* Activity: The answer must be every line of the records below that contains the word "entry", copied out.

++++

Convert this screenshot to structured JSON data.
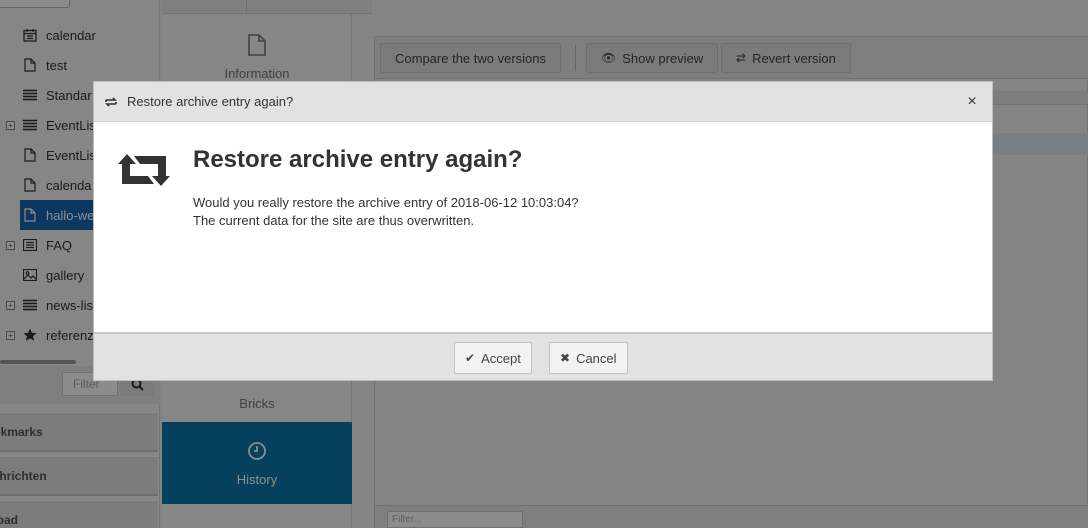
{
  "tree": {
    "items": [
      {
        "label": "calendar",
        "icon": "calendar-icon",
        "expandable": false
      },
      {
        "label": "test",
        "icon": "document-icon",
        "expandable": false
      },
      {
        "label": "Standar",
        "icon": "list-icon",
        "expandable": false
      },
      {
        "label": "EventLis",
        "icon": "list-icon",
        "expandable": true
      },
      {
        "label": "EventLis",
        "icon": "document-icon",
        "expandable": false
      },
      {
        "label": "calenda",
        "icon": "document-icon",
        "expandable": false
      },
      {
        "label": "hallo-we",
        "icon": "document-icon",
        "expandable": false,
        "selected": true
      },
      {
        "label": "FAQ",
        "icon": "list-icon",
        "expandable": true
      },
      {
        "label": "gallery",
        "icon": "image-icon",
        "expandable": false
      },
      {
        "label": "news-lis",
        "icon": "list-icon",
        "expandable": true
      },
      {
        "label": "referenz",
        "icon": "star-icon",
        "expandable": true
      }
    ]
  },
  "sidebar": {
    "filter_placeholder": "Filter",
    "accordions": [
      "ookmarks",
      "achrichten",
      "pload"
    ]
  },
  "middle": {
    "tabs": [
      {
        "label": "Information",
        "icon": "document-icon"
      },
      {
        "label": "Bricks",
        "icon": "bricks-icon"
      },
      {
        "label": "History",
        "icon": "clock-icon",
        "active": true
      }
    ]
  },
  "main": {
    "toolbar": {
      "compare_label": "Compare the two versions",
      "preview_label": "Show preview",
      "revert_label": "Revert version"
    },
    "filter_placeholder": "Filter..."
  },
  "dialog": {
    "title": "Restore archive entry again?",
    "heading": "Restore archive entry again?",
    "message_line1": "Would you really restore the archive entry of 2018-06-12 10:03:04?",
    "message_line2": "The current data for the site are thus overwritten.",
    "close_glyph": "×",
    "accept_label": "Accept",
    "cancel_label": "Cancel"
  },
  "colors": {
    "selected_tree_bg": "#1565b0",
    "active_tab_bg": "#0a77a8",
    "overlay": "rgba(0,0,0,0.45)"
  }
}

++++

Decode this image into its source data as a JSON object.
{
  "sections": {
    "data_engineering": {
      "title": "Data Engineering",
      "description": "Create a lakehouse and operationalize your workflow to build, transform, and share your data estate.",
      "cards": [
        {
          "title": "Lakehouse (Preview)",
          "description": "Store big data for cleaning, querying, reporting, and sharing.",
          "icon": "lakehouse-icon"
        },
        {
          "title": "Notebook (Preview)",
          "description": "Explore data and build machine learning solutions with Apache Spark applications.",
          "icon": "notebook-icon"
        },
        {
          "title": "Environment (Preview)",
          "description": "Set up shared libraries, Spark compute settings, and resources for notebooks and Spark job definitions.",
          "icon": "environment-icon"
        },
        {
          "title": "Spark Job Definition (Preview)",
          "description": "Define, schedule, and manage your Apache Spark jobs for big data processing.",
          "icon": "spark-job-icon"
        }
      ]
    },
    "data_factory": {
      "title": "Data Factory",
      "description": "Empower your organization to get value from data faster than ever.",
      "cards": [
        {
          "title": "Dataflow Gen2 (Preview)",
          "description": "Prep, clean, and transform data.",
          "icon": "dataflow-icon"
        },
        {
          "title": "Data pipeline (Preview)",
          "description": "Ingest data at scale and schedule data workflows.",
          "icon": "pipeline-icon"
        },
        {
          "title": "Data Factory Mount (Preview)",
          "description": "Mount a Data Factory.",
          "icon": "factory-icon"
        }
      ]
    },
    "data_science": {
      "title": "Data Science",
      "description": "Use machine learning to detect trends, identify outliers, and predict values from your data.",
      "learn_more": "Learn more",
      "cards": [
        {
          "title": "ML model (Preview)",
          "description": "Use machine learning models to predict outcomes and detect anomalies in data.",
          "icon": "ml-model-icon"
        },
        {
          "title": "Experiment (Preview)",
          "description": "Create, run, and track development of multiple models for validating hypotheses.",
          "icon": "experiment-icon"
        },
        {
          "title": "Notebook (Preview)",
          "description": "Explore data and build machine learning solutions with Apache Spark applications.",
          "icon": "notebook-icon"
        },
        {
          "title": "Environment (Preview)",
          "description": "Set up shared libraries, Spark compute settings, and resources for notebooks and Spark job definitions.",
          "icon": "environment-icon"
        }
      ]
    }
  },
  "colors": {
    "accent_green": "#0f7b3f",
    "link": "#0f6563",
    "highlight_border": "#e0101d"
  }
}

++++

* Written solution:
    "title": "Restore archive entry again?",
    "heading": "Restore archive entry again?",
    "message_line1": "Would you really restore the archive entry of 2018-06-12 10:03:04?",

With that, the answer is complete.